→ TASK ITEM:
Write out the records below once more, exactly and completely.

→ INFORMATION SHOWN:
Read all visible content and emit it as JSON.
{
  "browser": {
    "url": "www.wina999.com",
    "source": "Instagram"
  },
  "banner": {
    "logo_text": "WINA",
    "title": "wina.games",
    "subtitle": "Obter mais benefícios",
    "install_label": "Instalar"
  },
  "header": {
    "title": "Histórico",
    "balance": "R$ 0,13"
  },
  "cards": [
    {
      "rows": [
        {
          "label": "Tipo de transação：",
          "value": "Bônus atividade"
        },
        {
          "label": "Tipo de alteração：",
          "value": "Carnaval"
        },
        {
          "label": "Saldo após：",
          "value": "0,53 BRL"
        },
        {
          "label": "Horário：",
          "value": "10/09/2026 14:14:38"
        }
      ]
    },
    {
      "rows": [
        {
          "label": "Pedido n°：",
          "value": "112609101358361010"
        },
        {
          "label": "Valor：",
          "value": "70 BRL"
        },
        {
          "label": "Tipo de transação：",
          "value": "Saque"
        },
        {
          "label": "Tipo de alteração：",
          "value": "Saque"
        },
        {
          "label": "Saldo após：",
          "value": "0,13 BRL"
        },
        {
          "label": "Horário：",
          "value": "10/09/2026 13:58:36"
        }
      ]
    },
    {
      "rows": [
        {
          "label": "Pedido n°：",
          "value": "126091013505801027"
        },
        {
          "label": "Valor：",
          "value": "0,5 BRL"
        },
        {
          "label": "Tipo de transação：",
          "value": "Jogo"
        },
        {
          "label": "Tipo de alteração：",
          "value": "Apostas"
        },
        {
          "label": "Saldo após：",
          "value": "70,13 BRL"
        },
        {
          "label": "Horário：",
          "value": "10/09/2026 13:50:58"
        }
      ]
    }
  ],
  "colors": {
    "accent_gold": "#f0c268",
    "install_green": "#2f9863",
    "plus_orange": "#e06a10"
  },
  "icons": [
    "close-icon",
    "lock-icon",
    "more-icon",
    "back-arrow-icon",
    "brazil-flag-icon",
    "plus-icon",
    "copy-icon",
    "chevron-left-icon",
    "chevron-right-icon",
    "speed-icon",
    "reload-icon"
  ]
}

→ RESPONSE AREA:
Read all visible content and emit it as JSON.
{
  "browser": {
    "url": "www.wina999.com",
    "source": "Instagram"
  },
  "banner": {
    "logo_text": "WINA",
    "title": "wina.games",
    "subtitle": "Obter mais benefícios",
    "install_label": "Instalar"
  },
  "header": {
    "title": "Histórico",
    "balance": "R$ 0,13"
  },
  "cards": [
    {
      "rows": [
        {
          "label": "Tipo de transação：",
          "value": "Bônus atividade"
        },
        {
          "label": "Tipo de alteração：",
          "value": "Carnaval"
        },
        {
          "label": "Saldo após：",
          "value": "0,53 BRL"
        },
        {
          "label": "Horário：",
          "value": "10/09/2026 14:14:38"
        }
      ]
    },
    {
      "rows": [
        {
          "label": "Pedido n°：",
          "value": "112609101358361010"
        },
        {
          "label": "Valor：",
          "value": "70 BRL"
        },
        {
          "label": "Tipo de transação：",
          "value": "Saque"
        },
        {
          "label": "Tipo de alteração：",
          "value": "Saque"
        },
        {
          "label": "Saldo após：",
          "value": "0,13 BRL"
        },
        {
          "label": "Horário：",
          "value": "10/09/2026 13:58:36"
        }
      ]
    },
    {
      "rows": [
        {
          "label": "Pedido n°：",
          "value": "126091013505801027"
        },
        {
          "label": "Valor：",
          "value": "0,5 BRL"
        },
        {
          "label": "Tipo de transação：",
          "value": "Jogo"
        },
        {
          "label": "Tipo de alteração：",
          "value": "Apostas"
        },
        {
          "label": "Saldo após：",
          "value": "70,13 BRL"
        },
        {
          "label": "Horário：",
          "value": "10/09/2026 13:50:58"
        }
      ]
    }
  ],
  "colors": {
    "accent_gold": "#f0c268",
    "install_green": "#2f9863",
    "plus_orange": "#e06a10"
  },
  "icons": [
    "close-icon",
    "lock-icon",
    "more-icon",
    "back-arrow-icon",
    "brazil-flag-icon",
    "plus-icon",
    "copy-icon",
    "chevron-left-icon",
    "chevron-right-icon",
    "speed-icon",
    "reload-icon"
  ]
}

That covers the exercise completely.